Given that you can do more with tanks and fireworks when not confined by a building, Leeds People’s Theatre are definitely more likely to stage work outdoors in their city centre. But Lane has another national ambition: to create a Federation of People’s Theatres, potentially bringing Brighton People’s Theatre, Company Three, Sheffield People’s Theatre, and many others together to build profile and an understanding of best practice. That work has already started too, with an informal network brought together by Slung Low that also included Hull-based Middle Child, Cornwall’s Rogue, and community arts director Lily Einhorn, formerly based at the Young Vic.
Alexander hopes to go further, to build connections between Brighton People’s Theatre and community companies working internationally. Again, there’s a pre-existing network she could tap into, built up since 2001 by the International Community Arts Festival that takes place every three years in Rotterdam. More than 100 artists and companies have already been programmed at the festival; their work takes different forms, but what connects them, ICAF director Eugene van Erven writes on the festival website, is: “the belief that the arts are essential to human life and that everybody should also have the right to create. Because they believe, and we believe, that that is very important for who we are as human beings.”
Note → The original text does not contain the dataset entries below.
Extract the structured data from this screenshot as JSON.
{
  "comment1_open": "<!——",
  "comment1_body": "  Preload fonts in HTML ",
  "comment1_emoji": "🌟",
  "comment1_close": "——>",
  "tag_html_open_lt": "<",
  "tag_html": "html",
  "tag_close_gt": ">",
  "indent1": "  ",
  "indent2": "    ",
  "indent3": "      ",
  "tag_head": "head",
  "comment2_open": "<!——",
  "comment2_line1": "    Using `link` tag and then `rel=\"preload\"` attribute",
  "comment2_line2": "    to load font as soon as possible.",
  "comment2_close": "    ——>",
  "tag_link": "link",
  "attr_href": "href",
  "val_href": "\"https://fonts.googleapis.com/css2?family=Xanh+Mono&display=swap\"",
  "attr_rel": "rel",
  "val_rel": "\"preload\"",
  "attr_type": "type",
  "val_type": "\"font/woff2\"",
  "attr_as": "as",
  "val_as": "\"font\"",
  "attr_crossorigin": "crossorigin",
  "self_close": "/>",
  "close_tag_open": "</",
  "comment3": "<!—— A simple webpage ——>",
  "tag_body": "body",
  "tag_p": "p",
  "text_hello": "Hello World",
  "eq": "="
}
Which brings us back to Alexander’s sense of theatre’s class divides as a “social justice issue”. She believes that most people have “quiet unspoken creative dreams, but not many people have the means to make them a reality. Art has become so commodified, like everything else in the world, and there are so many reasons people are distanced from it. So how do we enable people to claim the space where they can start to realise that part of themselves? That’s what a civilised society should be.”